Plan For The Holidays
The holidays are such a wonderful time of year, and one that you don’t want to ruin with buyer’s remorse. Planning ahead and keeping your spending in check are the keys to financial happiness during the holidays and beyond.
A budget can help you big-time during the holiday season (as well as the rest of the year). When you prepare your holiday budget, first determine what you’d like your total gift- and entertainment-spend to be. Factor-in a little wiggle room—maybe 10-15%—just in case you spend slightly more than you planned on a few gifts or you have more guests than you originally thought. Next, create a list of who you want to give gifts and how much you’d like to spend on those gifts, and then adjust accordingly until you hit your budget. It might feel like you’re taking from one person to give to another, but try to keep in mind that it truly is the thought that counts. Often, a more thoughtful—but less expensive—gift is just as appreciated, or even more appreciated, than a larger-ticket item. To plan your entertainment dollars, there’s a handy online calculator that can help.
If you have less this time around than you’d like, consider a less painful way to save throughout the year. Rivermark’s Holiday and Tax account is a great way to save slowly, because you can transfer funds immediately each payday. Plus, you’re less likely to use those funds for other purposes because the funds become freely available during specific timeframes (March 15th to April 15th and November 1st to December 15th). If you can afford just $50 a month, you will save $600 in a year—that’s a nice sum to have on-hand for gift giving and entertaining.
As an alternative, you can open a savings account and give it your own name. By naming the account, you’ll be less likely to dip into the funds unless absolutely necessary. After all, you won’t just be spending dollars; you’ll be spending ‘Holiday Gifts’ dollars.
If you’re feeling the pinch, or are just looking for ways to reduce your costs, there are plenty of strategies you can employ to save a little money.
Do it yourself: If you have the time and inclination, a gift you make yourself is a great option. You’ll save money, and the recipients will certainly appreciate the thought and effort. There are plenty of resources for ideas and how-to’s on the internet, like Pinterest or Tip Junkie.
Pool your resources: This can mean getting together with other folks to pool funds for a larger gift, or choosing to create a gift lottery for extended family instead of giving gifts to each member. This way, you’ll have the resources to splurge a bit more than you would if you spread your funds across the entire family.
Entertain for less: If your house is the destination for holiday get-togethers, all the food and drink can add up quickly. Consider changing the rules a bit this time around so that each guest brings a dish to pass or drinks to share. It will reduce your expenses, and could improve the ‘spread’ you have available, since everyone will create something special to share which might be more than you have the time to prepare yourself.
Footing the Bill

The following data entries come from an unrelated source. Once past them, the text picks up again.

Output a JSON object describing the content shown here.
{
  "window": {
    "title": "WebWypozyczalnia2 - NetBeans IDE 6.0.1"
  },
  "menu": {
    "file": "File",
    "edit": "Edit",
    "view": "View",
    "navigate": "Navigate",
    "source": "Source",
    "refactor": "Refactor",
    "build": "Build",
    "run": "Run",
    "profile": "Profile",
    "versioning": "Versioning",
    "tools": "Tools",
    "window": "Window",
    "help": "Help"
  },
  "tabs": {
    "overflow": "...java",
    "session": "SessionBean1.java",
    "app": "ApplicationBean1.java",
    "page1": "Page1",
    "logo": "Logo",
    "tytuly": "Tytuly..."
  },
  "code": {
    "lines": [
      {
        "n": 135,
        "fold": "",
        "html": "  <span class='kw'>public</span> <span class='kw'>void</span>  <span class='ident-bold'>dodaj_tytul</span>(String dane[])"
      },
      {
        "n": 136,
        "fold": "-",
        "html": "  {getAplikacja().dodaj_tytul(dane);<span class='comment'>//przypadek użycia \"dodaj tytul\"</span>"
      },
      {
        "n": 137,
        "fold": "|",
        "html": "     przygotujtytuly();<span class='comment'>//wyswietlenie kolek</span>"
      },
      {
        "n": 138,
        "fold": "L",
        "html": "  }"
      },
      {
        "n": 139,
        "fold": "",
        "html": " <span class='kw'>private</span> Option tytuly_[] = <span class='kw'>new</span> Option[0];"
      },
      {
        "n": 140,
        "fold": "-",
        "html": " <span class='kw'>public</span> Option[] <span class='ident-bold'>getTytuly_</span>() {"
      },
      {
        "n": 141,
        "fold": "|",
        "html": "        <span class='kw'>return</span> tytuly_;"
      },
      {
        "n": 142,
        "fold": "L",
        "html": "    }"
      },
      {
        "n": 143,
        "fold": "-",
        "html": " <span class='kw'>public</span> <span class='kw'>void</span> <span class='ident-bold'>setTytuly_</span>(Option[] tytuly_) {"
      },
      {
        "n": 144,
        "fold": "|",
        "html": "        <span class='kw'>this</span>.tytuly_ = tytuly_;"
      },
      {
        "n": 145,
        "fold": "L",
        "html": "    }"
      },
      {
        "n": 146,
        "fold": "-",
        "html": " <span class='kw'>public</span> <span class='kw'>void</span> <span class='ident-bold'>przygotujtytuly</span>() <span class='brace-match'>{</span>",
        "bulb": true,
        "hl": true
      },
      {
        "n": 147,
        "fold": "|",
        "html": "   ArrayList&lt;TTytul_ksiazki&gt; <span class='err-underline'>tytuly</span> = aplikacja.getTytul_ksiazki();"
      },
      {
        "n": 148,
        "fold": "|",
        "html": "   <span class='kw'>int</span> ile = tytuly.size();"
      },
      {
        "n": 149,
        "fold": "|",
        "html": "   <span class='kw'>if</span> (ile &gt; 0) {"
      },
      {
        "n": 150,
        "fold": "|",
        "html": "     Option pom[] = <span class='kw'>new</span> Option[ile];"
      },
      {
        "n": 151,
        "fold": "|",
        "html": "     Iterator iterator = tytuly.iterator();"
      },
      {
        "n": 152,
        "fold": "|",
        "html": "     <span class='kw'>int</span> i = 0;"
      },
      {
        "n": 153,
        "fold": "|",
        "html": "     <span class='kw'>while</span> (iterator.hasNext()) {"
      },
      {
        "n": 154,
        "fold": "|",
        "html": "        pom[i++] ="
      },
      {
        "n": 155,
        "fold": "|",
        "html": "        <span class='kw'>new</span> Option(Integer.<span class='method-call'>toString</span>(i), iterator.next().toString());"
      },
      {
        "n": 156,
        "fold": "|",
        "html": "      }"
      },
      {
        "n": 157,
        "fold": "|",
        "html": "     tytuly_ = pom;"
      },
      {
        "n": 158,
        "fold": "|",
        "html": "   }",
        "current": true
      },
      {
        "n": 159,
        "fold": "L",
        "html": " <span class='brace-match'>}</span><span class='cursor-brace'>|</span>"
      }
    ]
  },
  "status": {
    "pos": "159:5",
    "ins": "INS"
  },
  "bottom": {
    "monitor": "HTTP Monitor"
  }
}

Once you’ve set aside your budget, you’ll have to figure out how to pay for everything on your list. If you’ve set aside funds, great! If not, there are still options. If you have one or more loan payments, you can skip those payments for a month to free-up that cash for gift-giving. Once you apply and pay a small fee, you’ll be free from those loan payments until the next billing cycle. You can also apply for a low-rate credit card or a personal loan, which will help you spread payments out over a longer period of time if needed.